While sitting in a booth at the Nora McDonald's Paul told me about a God who was bigger than infinity, held the universe in His hand and started the clock and someday was going to stop the clock. Not sure if it was the smell of burning cow flesh or the truth he told me but it made sense. Somewhere between the fries and shake I gave my life to Jesus.

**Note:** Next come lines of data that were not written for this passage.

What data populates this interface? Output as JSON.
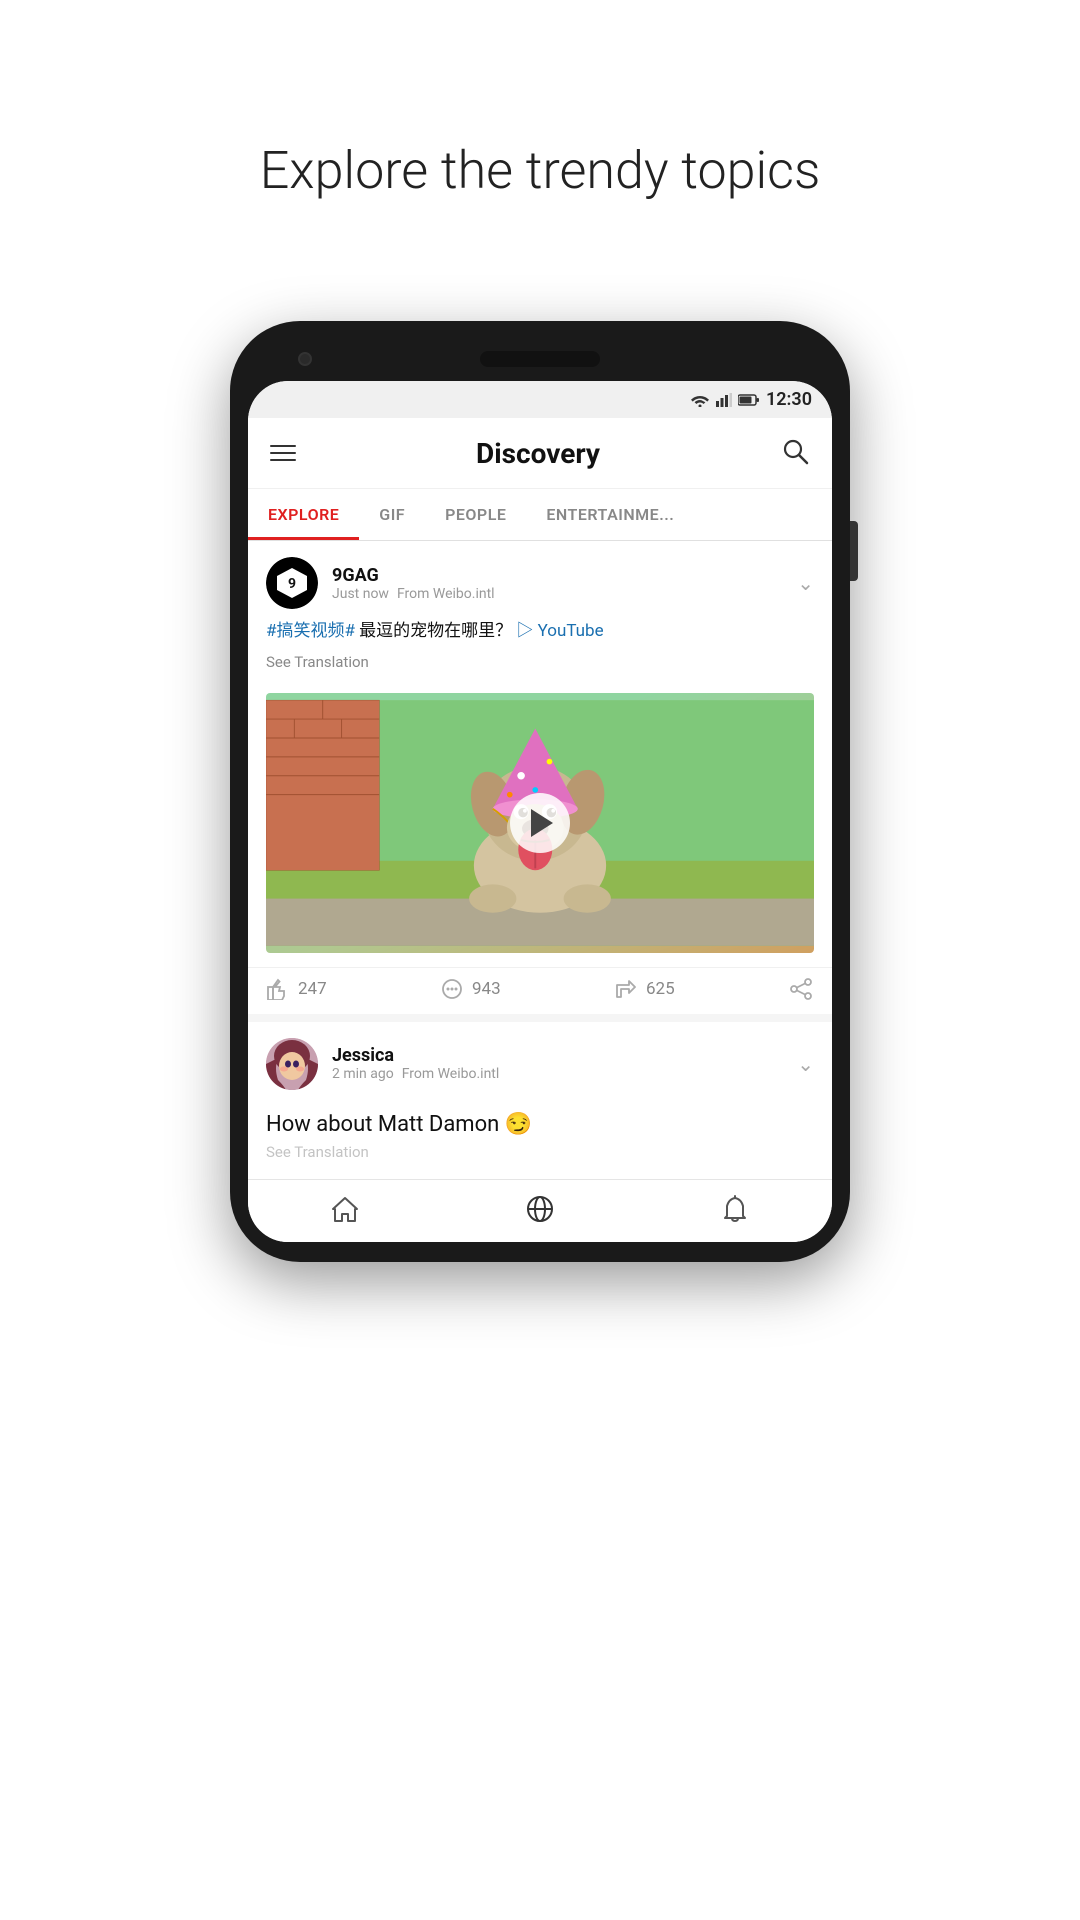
{
  "page": {
    "title": "Explore the trendy topics"
  },
  "status_bar": {
    "time": "12:30"
  },
  "header": {
    "title": "Discovery",
    "hamburger_label": "Menu",
    "search_label": "Search"
  },
  "tabs": [
    {
      "id": "explore",
      "label": "EXPLORE",
      "active": true
    },
    {
      "id": "gif",
      "label": "GIF",
      "active": false
    },
    {
      "id": "people",
      "label": "PEOPLE",
      "active": false
    },
    {
      "id": "entertainment",
      "label": "ENTERTAINME...",
      "active": false
    }
  ],
  "posts": [
    {
      "id": "post1",
      "author": {
        "name": "9GAG",
        "avatar_type": "9gag"
      },
      "timestamp": "Just now",
      "source": "From Weibo.intl",
      "text_parts": [
        {
          "type": "hashtag",
          "text": "#搞笑视频#"
        },
        {
          "type": "normal",
          "text": " 最逗的宠物在哪里？"
        },
        {
          "type": "link",
          "text": "▷ YouTube"
        }
      ],
      "see_translation": "See Translation",
      "has_video": true,
      "likes": "247",
      "comments": "943",
      "reposts": "625"
    },
    {
      "id": "post2",
      "author": {
        "name": "Jessica",
        "avatar_type": "jessica"
      },
      "timestamp": "2 min ago",
      "source": "From Weibo.intl",
      "text": "How about Matt Damon 😏",
      "see_translation": "See Translation"
    }
  ],
  "bottom_nav": [
    {
      "id": "home",
      "icon": "home",
      "label": "Home"
    },
    {
      "id": "discover",
      "icon": "discover",
      "label": "Discover"
    },
    {
      "id": "notifications",
      "icon": "bell",
      "label": "Notifications"
    }
  ]
}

Flash forward 35 years. Paul is still on staff with Campus Crusade with kids in college, a home that needed repairs and ministry salary he called me and asked if I would be interested in buying (for a fair price) the guitar that his father gave his mother in the sixties. I gave him a more than a fair price because I wanted to keep the guitar in "the family". Besides it's the guitar that saved my life. In the picture above, my first electric (the Ibanez) and the Guitar That Saved My Life (the Gibson). The actual guitar. Thanks Paul.

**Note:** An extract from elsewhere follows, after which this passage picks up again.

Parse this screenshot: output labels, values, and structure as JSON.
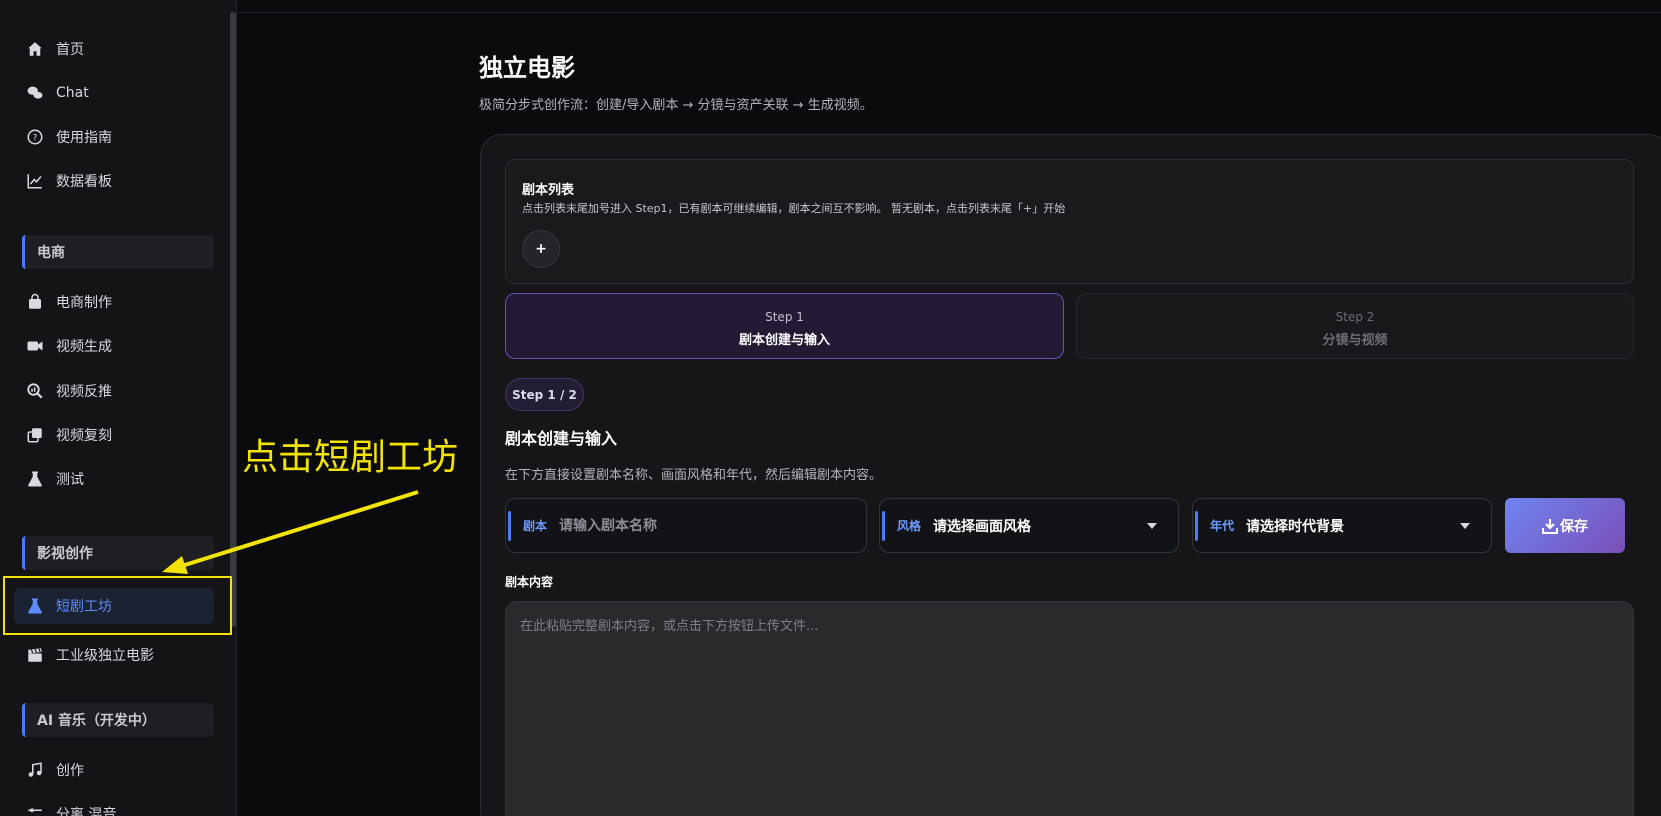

Friday, July 6, 2012

The Drop Two Chord - Lesson 29 (ii-V-I's)



ii-V-I chords starting with the root inversion Gm7 Drop 2 chord.

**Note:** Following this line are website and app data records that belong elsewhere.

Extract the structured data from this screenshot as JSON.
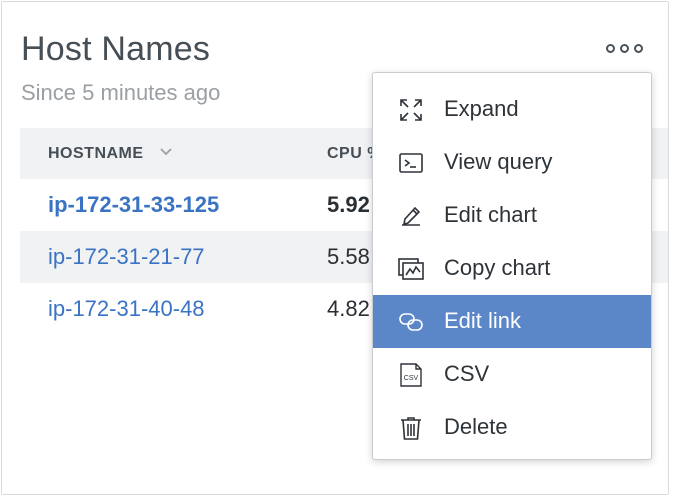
{
  "widget": {
    "title": "Host Names",
    "subtitle": "Since 5 minutes ago"
  },
  "table": {
    "columns": [
      "HOSTNAME",
      "CPU %"
    ],
    "sort_column": "HOSTNAME",
    "rows": [
      {
        "hostname": "ip-172-31-33-125",
        "cpu": "5.92",
        "bold": true
      },
      {
        "hostname": "ip-172-31-21-77",
        "cpu": "5.58",
        "bold": false
      },
      {
        "hostname": "ip-172-31-40-48",
        "cpu": "4.82",
        "bold": false
      }
    ]
  },
  "menu": {
    "items": [
      {
        "label": "Expand",
        "icon": "expand-icon"
      },
      {
        "label": "View query",
        "icon": "terminal-icon"
      },
      {
        "label": "Edit chart",
        "icon": "pencil-icon"
      },
      {
        "label": "Copy chart",
        "icon": "copy-chart-icon"
      },
      {
        "label": "Edit link",
        "icon": "link-icon",
        "active": true
      },
      {
        "label": "CSV",
        "icon": "csv-file-icon",
        "icon_text": "CSV"
      },
      {
        "label": "Delete",
        "icon": "trash-icon"
      }
    ]
  },
  "colors": {
    "link": "#3b73c4",
    "menu_highlight": "#5b87c9",
    "header_bg": "#f1f2f3"
  }
}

Some of the voicings from the video

xx5766 - Gm7, xx5556 - C7, xx3555 - Fmaj7
xx5766 - Gm7, xx5556 - C7, xx7968 - Fmaj7
xx5766 - Gm7, xx8988 - C7, xx7968 - Fmaj7
xx5766 - Gm7, xx8988 - C7, xx10101012 - Fmaj7
xx5766 - Gm7, xx8978 - C7b5, xx7968 - Fmaj7
xx5766 - Gm7, xx4556 - C7b5, xx3555 - Fmaj7
xx5766 - Gm7, xx2314 - C7#5, xx7968 - Fmaj7
xx5666 - Gm7b5, xx4556 - C7b5, xx3555 - Fmaj7
xx5666 - Gm7b5, xx4556 - C7b5, xx7968 - Fmaj7
xx5666 - Gm7b5, xx5656 - C7b9, xx7968 - Fmaj7
xx5666 - Gm7b5, xx5656 and xx8989 - C7b9, xx7968 - Fmaj7
xx5666 - Gm7b5, xx5656 and xx8989 - C7b9, xx10101012 - Fmaj7

Thursday, July 5, 2012

Cool Tool - Jerry Jones Electric Sitar

Jerry Jones doesn't make guitars anymore. Bummer. Rogue doesn't seem to be making them either. Must not have been a big seller. Check eBay.

Wednesday, July 4, 2012

The Drop Two Chord - Lesson 28 (ii-V-I's)



ii-V-I chords starting with the 3rd inversion Gm7 Drop 2 chord.

Some of the ones from the video

xx3333 - Gm7, xx2313 - C7, xx2211 - Fmaj7
xx3333 - Gm7, xx2313 - C7, xx3555 - Fmaj7
xx3333 - Gm7, xx5556 - C7, xx3555 - Fmaj7
xx3335 - Gm9, xx2313 - C7, xx2211 - Fmaj7
xx3335 - Gm9, xx2313 - C7, xx3555 - Fmaj7
xx3333 - Gm7, xx2314 - C7#5, xx3555 - Fmaj7
xx3335 - Gm9, xx2314 - C7#5, xx3555 - Fmaj7
xx3323 - Gm7b5, xx2314 - C7#5, xx3555 - Fmaj7
xx3333 - Gm7, xx2333 - C9, xx2211 - Fmaj7
xx3333 - Gm7, xx2333 - C9, xx3555 - Fmaj7
xx3335 - Gm9, xx2335 - C13, xx3555 - Fmaj7
xx3335 - Gm9, xx2325 - C13b9, xx3555 - Fmaj7

Tuesday, July 3, 2012

Giant Steps Harmonized for Solo Guitar



Using mostly Drop 2 chords and some Drop 3 chords. Basically just voiced the chords with the melody on top. Simple as that. Click on chart to see it bigger.

Wednesday, June 27, 2012

Recent R&B Session...

Some of the guitars were my $99 Squire...


And beware, I just picked up an $89 used Squire, it's already appearing on some tracks.

Sunday, June 24, 2012

Cool Site - Flatpick Apprentice

This guy is "sharing my efforts to attain flatpick guitar competency" on this cool site with pdf's and rhythm mp3's at different tempos.

Flatpickapprentice

Print the pdf's if for no other reason than for sight-reading practice (and pick up some bluegrass licks along the way.)